■ PROBLEM DETAILS ■
If a line in the records below contains "Besteld", copy that line.

■ MATERIAL TO PROCESS ■
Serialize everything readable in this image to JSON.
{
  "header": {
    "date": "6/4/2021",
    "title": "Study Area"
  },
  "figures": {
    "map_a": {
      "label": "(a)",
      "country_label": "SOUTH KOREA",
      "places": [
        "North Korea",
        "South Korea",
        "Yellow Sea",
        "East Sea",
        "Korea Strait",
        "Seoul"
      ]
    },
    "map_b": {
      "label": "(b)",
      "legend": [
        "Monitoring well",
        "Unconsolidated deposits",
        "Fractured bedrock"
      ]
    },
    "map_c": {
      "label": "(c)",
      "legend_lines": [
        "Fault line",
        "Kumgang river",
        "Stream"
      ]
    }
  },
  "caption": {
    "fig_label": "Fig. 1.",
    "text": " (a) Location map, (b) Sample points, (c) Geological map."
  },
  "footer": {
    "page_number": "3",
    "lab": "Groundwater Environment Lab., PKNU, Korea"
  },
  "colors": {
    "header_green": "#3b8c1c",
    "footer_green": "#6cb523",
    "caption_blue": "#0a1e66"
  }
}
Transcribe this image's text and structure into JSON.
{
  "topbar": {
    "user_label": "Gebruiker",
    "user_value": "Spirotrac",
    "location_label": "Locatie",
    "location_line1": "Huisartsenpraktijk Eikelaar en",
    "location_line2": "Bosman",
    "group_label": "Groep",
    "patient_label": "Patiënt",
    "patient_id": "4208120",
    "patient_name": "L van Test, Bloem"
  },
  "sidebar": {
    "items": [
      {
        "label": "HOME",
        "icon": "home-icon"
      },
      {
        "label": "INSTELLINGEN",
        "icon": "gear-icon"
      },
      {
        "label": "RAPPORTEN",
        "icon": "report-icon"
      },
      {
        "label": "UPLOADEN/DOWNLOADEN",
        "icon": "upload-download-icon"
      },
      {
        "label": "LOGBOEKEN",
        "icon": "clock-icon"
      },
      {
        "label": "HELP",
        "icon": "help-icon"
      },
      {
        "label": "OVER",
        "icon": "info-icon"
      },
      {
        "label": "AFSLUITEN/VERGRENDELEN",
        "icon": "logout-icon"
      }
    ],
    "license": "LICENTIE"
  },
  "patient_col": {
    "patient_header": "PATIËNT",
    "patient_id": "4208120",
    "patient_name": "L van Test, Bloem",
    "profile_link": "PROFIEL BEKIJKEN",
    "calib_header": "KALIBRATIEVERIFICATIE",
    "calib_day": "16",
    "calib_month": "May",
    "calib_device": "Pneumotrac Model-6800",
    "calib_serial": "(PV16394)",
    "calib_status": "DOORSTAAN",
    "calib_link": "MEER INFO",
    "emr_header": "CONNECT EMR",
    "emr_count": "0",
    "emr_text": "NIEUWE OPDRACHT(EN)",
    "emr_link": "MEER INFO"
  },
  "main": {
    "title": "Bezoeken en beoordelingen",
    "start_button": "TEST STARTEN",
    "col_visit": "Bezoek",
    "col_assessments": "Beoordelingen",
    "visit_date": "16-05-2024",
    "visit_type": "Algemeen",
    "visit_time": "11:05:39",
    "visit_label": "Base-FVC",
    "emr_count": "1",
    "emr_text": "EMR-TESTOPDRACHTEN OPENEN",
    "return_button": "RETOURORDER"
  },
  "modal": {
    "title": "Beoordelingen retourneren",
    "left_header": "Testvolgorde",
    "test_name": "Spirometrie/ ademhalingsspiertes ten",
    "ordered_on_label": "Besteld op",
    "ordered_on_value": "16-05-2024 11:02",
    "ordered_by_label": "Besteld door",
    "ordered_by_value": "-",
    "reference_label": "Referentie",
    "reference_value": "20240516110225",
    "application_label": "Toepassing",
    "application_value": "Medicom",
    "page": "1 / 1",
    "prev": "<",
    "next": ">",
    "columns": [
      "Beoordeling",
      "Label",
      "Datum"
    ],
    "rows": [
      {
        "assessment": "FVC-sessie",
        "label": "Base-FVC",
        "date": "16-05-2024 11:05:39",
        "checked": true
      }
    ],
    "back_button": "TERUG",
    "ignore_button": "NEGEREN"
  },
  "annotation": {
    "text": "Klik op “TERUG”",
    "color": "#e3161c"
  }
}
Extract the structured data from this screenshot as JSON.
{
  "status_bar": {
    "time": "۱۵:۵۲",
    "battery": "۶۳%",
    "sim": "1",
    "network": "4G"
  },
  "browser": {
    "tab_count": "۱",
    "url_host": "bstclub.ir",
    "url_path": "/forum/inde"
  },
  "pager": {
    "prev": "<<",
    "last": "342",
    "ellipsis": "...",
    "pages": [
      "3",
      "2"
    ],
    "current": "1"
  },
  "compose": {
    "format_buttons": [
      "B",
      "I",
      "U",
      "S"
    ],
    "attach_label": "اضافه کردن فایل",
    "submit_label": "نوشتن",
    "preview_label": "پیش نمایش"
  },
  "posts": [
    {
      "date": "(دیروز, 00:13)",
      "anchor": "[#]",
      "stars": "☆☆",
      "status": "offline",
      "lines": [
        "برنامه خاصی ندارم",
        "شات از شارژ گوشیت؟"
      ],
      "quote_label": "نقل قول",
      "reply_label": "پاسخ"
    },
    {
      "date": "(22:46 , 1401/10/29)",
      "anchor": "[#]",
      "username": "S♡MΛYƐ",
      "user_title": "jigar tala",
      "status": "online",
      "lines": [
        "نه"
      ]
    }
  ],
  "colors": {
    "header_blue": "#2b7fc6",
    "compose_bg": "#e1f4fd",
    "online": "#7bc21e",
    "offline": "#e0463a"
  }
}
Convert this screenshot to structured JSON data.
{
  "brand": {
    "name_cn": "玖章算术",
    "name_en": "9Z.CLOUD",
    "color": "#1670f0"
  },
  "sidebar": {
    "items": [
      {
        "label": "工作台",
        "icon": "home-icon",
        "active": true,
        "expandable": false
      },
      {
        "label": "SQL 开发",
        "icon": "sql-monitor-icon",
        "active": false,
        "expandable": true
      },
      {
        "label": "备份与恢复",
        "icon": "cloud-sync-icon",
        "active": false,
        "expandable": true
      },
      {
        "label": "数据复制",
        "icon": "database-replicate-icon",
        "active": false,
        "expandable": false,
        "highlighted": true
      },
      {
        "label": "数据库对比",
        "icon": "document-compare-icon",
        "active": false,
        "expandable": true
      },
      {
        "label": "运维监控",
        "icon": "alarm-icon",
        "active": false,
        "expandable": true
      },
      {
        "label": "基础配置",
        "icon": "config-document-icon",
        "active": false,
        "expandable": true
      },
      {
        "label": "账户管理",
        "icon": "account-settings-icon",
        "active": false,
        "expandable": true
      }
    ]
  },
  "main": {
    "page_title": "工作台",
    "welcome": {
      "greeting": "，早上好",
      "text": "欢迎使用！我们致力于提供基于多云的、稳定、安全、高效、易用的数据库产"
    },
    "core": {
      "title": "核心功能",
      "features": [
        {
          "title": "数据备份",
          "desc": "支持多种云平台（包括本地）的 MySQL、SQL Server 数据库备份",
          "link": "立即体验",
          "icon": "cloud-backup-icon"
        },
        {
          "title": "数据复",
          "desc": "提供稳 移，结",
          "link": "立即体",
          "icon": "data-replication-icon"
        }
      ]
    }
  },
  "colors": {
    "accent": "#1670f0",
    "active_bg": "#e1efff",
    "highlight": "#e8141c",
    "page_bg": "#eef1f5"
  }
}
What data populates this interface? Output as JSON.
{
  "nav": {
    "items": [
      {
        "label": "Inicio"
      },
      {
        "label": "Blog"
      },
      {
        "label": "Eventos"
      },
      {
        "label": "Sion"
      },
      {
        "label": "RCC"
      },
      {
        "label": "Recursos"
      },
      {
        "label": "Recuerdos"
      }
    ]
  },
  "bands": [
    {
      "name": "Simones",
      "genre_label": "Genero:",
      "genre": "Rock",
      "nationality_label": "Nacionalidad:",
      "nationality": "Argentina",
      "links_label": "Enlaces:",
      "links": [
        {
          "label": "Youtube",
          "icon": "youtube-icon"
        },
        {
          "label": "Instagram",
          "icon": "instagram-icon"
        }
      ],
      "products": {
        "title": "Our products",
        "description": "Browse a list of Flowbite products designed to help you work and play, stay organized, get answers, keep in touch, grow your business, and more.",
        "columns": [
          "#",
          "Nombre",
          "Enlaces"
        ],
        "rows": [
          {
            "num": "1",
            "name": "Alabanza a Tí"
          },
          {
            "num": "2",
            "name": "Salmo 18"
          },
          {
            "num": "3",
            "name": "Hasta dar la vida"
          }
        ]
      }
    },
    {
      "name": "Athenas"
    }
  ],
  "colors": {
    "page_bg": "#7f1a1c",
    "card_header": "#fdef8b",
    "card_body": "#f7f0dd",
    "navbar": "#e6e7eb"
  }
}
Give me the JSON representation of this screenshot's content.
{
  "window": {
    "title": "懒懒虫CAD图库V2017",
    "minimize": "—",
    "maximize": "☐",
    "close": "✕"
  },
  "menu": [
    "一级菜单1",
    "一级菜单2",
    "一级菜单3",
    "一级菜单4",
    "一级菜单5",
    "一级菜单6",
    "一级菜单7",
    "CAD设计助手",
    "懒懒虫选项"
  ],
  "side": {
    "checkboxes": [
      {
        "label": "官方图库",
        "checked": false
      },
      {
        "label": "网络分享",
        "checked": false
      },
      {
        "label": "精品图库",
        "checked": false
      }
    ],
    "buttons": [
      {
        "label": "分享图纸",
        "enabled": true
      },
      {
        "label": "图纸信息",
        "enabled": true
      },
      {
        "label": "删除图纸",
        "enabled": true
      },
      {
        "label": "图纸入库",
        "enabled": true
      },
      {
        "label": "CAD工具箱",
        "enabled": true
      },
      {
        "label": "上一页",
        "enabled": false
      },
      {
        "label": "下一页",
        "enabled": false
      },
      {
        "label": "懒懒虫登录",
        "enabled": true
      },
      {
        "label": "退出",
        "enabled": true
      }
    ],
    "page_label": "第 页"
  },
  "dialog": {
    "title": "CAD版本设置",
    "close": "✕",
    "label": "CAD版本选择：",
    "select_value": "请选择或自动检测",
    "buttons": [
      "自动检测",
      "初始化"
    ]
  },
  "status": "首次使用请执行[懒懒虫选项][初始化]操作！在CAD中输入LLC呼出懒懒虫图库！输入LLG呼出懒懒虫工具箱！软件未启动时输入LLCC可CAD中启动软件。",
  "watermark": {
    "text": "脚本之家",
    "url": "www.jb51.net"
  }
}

■ RESPONSE TO THIS EXERCISE ■
    "ordered_on_label": "Besteld op",
    "ordered_by_label": "Besteld door",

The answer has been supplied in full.